The SimPa story in words

Posted on June 11, 2009


scr_Hokonui2 copyLooking back (and forward!), SimPa is quite different to how we first conceived it. Despite these differences,  or perhaps because of them, it has far exceeded our expectations.  Here’s the first stab at the words to follow the SimPa pictures (these are my personal thoughts, Tori is doing the same, tomorrow they join forces to become a real paper).

At the start of the project we proposed a process of participatory development for each Runaka. For each group we saw a process of helping the community identify important stories and then converting these stories to a game-based environment. Of primary importance was the “SimPa toolkit”. We hoped that the resultant GamePa would be used in engaging and educating the community. “Sustained interactivity” would be the use of these GamePa with Runaka work with schools and possibly in tourism ventures etc. We saw a new field, that of the “Maori digital education specialist”.

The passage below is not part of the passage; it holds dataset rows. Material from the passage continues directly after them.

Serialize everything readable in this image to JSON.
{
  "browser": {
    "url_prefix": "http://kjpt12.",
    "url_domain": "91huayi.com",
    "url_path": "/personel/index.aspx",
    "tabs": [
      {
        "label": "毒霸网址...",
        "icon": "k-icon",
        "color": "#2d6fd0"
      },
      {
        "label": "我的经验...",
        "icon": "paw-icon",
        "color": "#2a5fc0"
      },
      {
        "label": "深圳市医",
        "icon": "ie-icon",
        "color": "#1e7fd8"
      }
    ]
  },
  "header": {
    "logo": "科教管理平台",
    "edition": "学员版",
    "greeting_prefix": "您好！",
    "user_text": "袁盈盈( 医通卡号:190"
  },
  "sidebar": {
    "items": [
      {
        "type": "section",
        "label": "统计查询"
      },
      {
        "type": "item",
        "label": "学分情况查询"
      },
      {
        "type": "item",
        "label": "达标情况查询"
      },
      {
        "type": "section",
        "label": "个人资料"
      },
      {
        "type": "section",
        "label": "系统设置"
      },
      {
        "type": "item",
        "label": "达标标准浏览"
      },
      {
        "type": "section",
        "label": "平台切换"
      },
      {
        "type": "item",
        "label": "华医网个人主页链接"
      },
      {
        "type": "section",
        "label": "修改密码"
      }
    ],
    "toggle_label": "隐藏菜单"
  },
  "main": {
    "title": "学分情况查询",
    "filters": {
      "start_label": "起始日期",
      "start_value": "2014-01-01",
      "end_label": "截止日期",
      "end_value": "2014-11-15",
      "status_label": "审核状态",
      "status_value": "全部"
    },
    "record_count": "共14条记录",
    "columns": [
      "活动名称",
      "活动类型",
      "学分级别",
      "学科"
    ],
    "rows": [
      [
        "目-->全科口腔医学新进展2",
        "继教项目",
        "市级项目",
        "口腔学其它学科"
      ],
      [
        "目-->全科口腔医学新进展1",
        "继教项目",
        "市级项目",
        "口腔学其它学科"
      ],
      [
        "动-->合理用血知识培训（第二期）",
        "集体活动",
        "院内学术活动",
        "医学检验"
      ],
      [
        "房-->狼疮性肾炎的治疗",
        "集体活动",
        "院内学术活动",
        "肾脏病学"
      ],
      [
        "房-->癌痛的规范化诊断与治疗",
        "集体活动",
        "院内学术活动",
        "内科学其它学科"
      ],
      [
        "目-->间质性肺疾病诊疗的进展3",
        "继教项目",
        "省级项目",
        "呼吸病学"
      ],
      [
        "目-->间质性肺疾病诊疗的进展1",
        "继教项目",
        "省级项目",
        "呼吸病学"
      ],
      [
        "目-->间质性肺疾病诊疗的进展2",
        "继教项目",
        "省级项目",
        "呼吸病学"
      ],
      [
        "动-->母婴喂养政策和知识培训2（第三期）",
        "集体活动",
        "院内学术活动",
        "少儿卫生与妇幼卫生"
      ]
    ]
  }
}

So, how did we do?     SimPa is better than we expected, different yes, but better:

– the linear flow of the Simpa development has been very much more organic.

– the SimPa toolkit has been much more about process – partnerships of ideas and capabilities – than about the technology.

– the partnership has evolved significantly.  The most important change was a realisation that to achieve the outcomes the SimPa team had to be indistinguishably both Otago Polytechnic and Iwi.   The most successful capacity building has been of this evolving team.  We see this as a very positive outcome.

– the intended target for the project “the teenagers dis-engaged from both their culture and education” proved hard to hit.  We  had most success with people in with young families (widely recognised as crucial for cultural development), the very young, and the more mature.   Some of the Runaka, though, are actively using SimPa to connect with their youth.

– the use of SimPa as recruitment tool for students into computing did not occur.   There is a role for the “Maori digital education specialist” but it is difficult to see a predictable career path into this.

– the project has taken far more partnership negotiation than we ever imagined.  This has been constant and evolving.   We believe that this model of engagement could be the model for further partnership.

– the development of each GamePa has been quite different to what we expected.   None of the five runaka GamePa could be considered “games”.  All, though have made extensive use of the 3d gaming environment.

– the recreation of the landscapes (the first stage on the original process) had a fundamental impact on the runaka.   Without exception, the engagement at that stage was sufficient that further development (of the game environment) was unnecessary.  No groups developed characters with scripted behaviour, in all, the landscape is the foundation of the story.

– runaka have had some extremely interesting debates about digital representation of images.  For landscapes the debates are sometimes pragmatic – how to represent an area one group insists was always grassland whereas other families remember playing in the forest that once stood there.  For people and stories, we need to recognise that there is rarely an objective truth.  As the stories become older, the representation of a single image in a digital setting becomes problematic – just what did this ancestor look like?   In part this was avoided by not having direct characters, but also by recognising that this is “our” version of the story, it is quite acceptable for you to tell another version.

– every runaka saw the potential for combining the game environment with other digital media – primarily audio and video.  This occurred in both directions, the incorporation of audio narratives in the game environment, and, completely unexpectedly, with the use of the game environment as “film sets” for telling more complex narratives.  While the stories are hosted in the game environment, this was used a platform for further engagement.

– while we were explicitly funded on the promise of game-based narratives, we have spent a very great deal of time engaged in wider knowledge – and wider applications of digital technology.  For, example, one runaka has a long held a special role as archivists for the Iwi.    They saw the potential for SimPa to help with this role.   Before we could sensibly talk game environments, we spent a very long time helping the runaka with editing and sustaining existing media.

– every runaka produced a “GamePa”.   In the original funding application the GamePa were described using deliberately ambiguous terms.  This was to allow each Runaka to tell their own stories.   We did not expect the form of the GamePa to vary so much.

– we expected the project to focus on the original GamePa.  We expected these to be developed as robust products (along the lines of a packaged game).  We expected any further benefits to come from the use of the GamePa in marae-based teaching etc.   These benefits did occur (despite the lack of polish), with most of the runuka actively using their GamePa for “virtual tours”.

– we have been surprised by the surprise shown nationally and internationally that we were leaving the stories with the respective Papatipu Runaka.   The assumption is that a project such as ours results in a contribution to a central archive.   We have taken a very different approach:  we have helped the Runaka retell their stories to themselves.    In their new form they are still knowledge transitted and retained within each Runaka.   Even as project manager, I have not seen several of the GamePa.

– the best thing to come from the SimPa is the initiatives beyond the original GamePa.  This demonstrates a very successful community adoption of digital media.   These initiatives have included both game environment form and video form of GamePa, but put to quite unexpected uses.

–  the subject matter has extended beyond the traditional stories to include contemporary narratives: the story of Puketaraki’s new carvings, and Moeraki’s expedition to Te Papa.

– the relationship between SimPa and landscape was further explored by the Otakou runaka who used it in visioning wetland restoration to reform mahika kai.